EXERCISE INSTRUCTIONS »
The answer should be a faithful retyping of the records that follow, pictures excluded.

(Stored dataset items)

####

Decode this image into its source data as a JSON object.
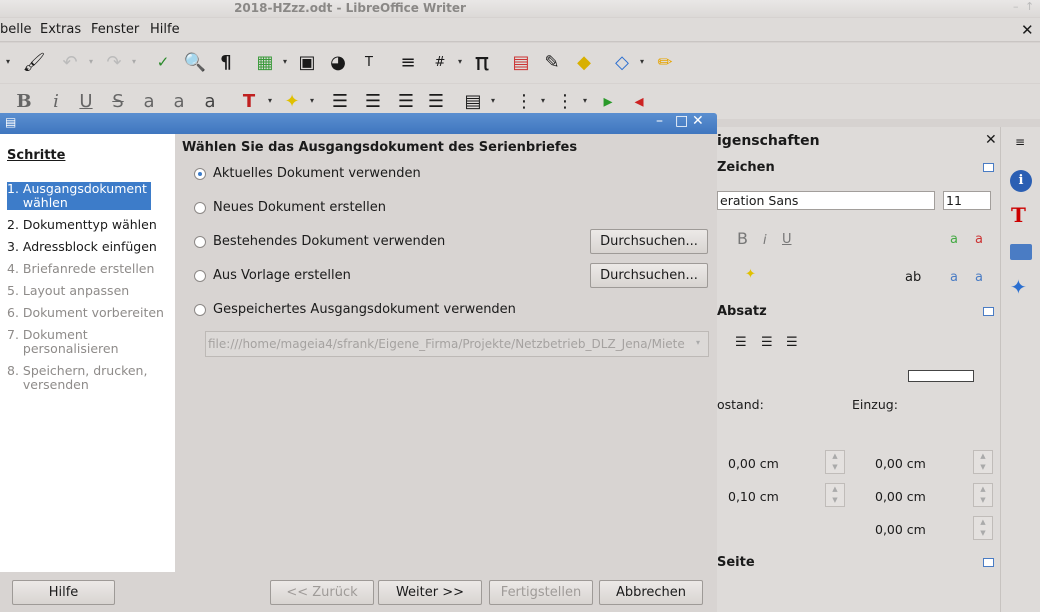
{
  "window": {
    "title": "2018-HZzz.odt - LibreOffice Writer"
  },
  "menubar": {
    "items": [
      "belle",
      "Extras",
      "Fenster",
      "Hilfe"
    ],
    "close": "✕"
  },
  "dialog": {
    "steps_heading": "Schritte",
    "steps": [
      {
        "label": "1. Ausgangsdokument\n    wählen",
        "state": "active"
      },
      {
        "label": "2. Dokumenttyp wählen",
        "state": "enabled"
      },
      {
        "label": "3. Adressblock einfügen",
        "state": "enabled"
      },
      {
        "label": "4. Briefanrede erstellen",
        "state": "disabled"
      },
      {
        "label": "5. Layout anpassen",
        "state": "disabled"
      },
      {
        "label": "6. Dokument vorbereiten",
        "state": "disabled"
      },
      {
        "label": "7. Dokument\n    personalisieren",
        "state": "disabled"
      },
      {
        "label": "8. Speichern, drucken,\n    versenden",
        "state": "disabled"
      }
    ],
    "heading": "Wählen Sie das Ausgangsdokument des Serienbriefes",
    "options": [
      {
        "label": "Aktuelles Dokument verwenden",
        "selected": true
      },
      {
        "label": "Neues Dokument erstellen",
        "selected": false
      },
      {
        "label": "Bestehendes Dokument verwenden",
        "selected": false
      },
      {
        "label": "Aus Vorlage erstellen",
        "selected": false
      },
      {
        "label": "Gespeichertes Ausgangsdokument verwenden",
        "selected": false
      }
    ],
    "browse_label": "Durchsuchen...",
    "saved_path": "file:///home/mageia4/sfrank/Eigene_Firma/Projekte/Netzbetrieb_DLZ_Jena/Miete",
    "buttons": {
      "help": "Hilfe",
      "back": "<< Zurück",
      "next": "Weiter >>",
      "finish": "Fertigstellen",
      "cancel": "Abbrechen"
    }
  },
  "sidebar": {
    "title": "igenschaften",
    "close": "✕",
    "section_zeichen": "Zeichen",
    "font_name": "eration Sans",
    "font_size": "11",
    "section_absatz": "Absatz",
    "abstand_label": "ostand:",
    "einzug_label": "Einzug:",
    "spacing_values": [
      "0,00 cm",
      "0,10 cm"
    ],
    "indent_values": [
      "0,00 cm",
      "0,00 cm",
      "0,00 cm"
    ],
    "section_seite": "Seite"
  },
  "colors": {
    "accent": "#3d7cc9",
    "dialog_title": "#4a80c8"
  }
}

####

SOLUTION BELOW »
Decode this image into its source data as a JSON object.
{
  "window": {
    "title": "2018-HZzz.odt - LibreOffice Writer"
  },
  "menubar": {
    "items": [
      "belle",
      "Extras",
      "Fenster",
      "Hilfe"
    ],
    "close": "✕"
  },
  "dialog": {
    "steps_heading": "Schritte",
    "steps": [
      {
        "label": "1. Ausgangsdokument\n    wählen",
        "state": "active"
      },
      {
        "label": "2. Dokumenttyp wählen",
        "state": "enabled"
      },
      {
        "label": "3. Adressblock einfügen",
        "state": "enabled"
      },
      {
        "label": "4. Briefanrede erstellen",
        "state": "disabled"
      },
      {
        "label": "5. Layout anpassen",
        "state": "disabled"
      },
      {
        "label": "6. Dokument vorbereiten",
        "state": "disabled"
      },
      {
        "label": "7. Dokument\n    personalisieren",
        "state": "disabled"
      },
      {
        "label": "8. Speichern, drucken,\n    versenden",
        "state": "disabled"
      }
    ],
    "heading": "Wählen Sie das Ausgangsdokument des Serienbriefes",
    "options": [
      {
        "label": "Aktuelles Dokument verwenden",
        "selected": true
      },
      {
        "label": "Neues Dokument erstellen",
        "selected": false
      },
      {
        "label": "Bestehendes Dokument verwenden",
        "selected": false
      },
      {
        "label": "Aus Vorlage erstellen",
        "selected": false
      },
      {
        "label": "Gespeichertes Ausgangsdokument verwenden",
        "selected": false
      }
    ],
    "browse_label": "Durchsuchen...",
    "saved_path": "file:///home/mageia4/sfrank/Eigene_Firma/Projekte/Netzbetrieb_DLZ_Jena/Miete",
    "buttons": {
      "help": "Hilfe",
      "back": "<< Zurück",
      "next": "Weiter >>",
      "finish": "Fertigstellen",
      "cancel": "Abbrechen"
    }
  },
  "sidebar": {
    "title": "igenschaften",
    "close": "✕",
    "section_zeichen": "Zeichen",
    "font_name": "eration Sans",
    "font_size": "11",
    "section_absatz": "Absatz",
    "abstand_label": "ostand:",
    "einzug_label": "Einzug:",
    "spacing_values": [
      "0,00 cm",
      "0,10 cm"
    ],
    "indent_values": [
      "0,00 cm",
      "0,00 cm",
      "0,00 cm"
    ],
    "section_seite": "Seite"
  },
  "colors": {
    "accent": "#3d7cc9",
    "dialog_title": "#4a80c8"
  }
}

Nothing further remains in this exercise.